The property at 208 E. Mt. Airy Ave. is one that is surprisingly hidden, despite the presence of the now-closed Fred’s Mt. Airy Motors along this main corridor. Sitting in the middle of a block surrounded by some of Mt. Airy’s amazing historic architecture, what is now a surface lot is about to make a turn from auto repair to housing. As the images below show, the area oozed residential charm all the way back to the 1920s, when a bridge over the rail tracks was constructed. Thanks to the Philadelphia City Archive, we can see how the structures in the area today look compared to a century ago.

My Project
A recent view of the site from E. Mt. Airy Ave.
My Project (1)
A closer look at the building which sits on part of the property
An aerial shows the planned layout, with the retaining wall easily visible to the neighbors

As you have likely figured out, there are plans ahead for this property. Last summer, plans were presented to the East Mt. Airy Neighbors for a total of 24 homes across the combined properties that make up the site. However, near neighbors weren’t in love with the plans, with fears of affordability taking the lead, along with concerns over a tall retaining wall and a 20 foot setback that would create an unwelcoming face to the immediate neighbors along Sydney St. to the southeast. These plans also called for a one-to-one parking ratio for this new residential complex, which would include a large amount of driveway space.

A rendering of the old plans gives a better idea of the materiality
An aerial showing the current version, with a terraced retaining wall and multi-family building

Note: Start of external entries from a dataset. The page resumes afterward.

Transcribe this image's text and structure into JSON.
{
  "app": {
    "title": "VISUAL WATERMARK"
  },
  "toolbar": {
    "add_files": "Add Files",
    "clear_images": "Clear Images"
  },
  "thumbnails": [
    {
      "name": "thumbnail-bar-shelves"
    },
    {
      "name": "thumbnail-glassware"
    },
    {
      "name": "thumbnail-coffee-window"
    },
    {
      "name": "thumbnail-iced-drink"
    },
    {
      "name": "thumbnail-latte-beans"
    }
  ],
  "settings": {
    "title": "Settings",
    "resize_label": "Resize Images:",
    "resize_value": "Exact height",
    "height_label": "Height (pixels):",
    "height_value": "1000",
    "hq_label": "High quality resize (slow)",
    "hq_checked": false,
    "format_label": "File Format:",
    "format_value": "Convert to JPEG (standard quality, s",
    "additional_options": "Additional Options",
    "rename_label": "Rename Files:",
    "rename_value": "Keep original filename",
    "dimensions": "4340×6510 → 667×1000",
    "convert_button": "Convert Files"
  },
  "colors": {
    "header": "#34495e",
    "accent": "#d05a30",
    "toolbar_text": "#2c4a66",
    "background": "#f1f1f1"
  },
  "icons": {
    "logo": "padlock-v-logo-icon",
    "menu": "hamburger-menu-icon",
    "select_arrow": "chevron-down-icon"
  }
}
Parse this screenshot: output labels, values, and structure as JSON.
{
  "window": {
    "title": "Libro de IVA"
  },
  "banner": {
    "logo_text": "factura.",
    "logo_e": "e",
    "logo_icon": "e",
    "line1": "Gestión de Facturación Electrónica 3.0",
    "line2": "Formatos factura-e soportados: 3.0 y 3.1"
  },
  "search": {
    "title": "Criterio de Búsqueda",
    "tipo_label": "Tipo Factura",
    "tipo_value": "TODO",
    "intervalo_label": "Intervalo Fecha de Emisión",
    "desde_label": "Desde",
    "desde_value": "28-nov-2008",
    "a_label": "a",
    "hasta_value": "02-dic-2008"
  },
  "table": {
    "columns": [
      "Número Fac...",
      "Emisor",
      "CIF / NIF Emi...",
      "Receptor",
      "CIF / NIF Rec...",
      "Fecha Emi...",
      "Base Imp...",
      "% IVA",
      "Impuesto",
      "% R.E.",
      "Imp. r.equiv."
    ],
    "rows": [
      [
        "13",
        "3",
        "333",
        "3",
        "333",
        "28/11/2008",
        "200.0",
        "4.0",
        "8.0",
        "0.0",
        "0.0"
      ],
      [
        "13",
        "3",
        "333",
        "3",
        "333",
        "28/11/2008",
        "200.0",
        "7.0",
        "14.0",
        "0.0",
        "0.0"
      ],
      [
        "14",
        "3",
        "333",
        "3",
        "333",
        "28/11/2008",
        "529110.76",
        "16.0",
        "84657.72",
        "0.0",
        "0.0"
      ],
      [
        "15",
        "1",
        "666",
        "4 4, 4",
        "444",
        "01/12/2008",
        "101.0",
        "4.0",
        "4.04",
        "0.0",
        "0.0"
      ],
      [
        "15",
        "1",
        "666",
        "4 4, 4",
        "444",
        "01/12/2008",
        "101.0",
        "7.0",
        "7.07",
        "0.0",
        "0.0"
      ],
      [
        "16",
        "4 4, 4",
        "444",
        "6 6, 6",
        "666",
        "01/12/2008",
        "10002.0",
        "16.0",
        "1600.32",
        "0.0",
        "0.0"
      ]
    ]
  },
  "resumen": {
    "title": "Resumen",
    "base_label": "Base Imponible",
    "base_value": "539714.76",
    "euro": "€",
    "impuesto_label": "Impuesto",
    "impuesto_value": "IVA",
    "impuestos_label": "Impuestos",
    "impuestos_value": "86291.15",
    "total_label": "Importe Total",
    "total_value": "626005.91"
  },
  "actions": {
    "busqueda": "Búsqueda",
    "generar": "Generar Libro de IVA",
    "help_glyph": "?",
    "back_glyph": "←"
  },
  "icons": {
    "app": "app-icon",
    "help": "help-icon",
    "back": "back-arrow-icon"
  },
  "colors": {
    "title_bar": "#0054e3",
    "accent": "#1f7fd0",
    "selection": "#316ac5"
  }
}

After feedback from the community, the design from Studio 111 evolved, in our opinion for the better. The 12 townhouses on the back of the property have been replaced with an 18-unit building, which will result in smaller units and prices that will be approximately 60% of what they would have been if the entire project remained townhouses. Additionally, the retaining wall was altered, with a terraced approach making the impact less drastic, along with the setback for the project to start 40 feet from the property line instead of 20. This change also removed the circular drive aisle that surrounded the homes in the previous iteration, allowing for more green space. Speaking of green space, there is also a public garden that will be retained, per the community benefits agreement (CBA) between the developers and the registered community organization (RCO).

Isn’t it great when collaboration leads to an even better project than before? While we will miss the handsome, old building that will come down as part of this development, we think that 30 units within a short walk of Sedgwick Station on the Chestnut Hill East line is a better use for this transit-accessible property than an auto repair shop. The Zoning Board of Adjustments also agreed, approving this updated version of the project this week. Northwest Philadelphia continues to change, with commercial and industrial uses slowly giving way to more and more residents across this swath of the city.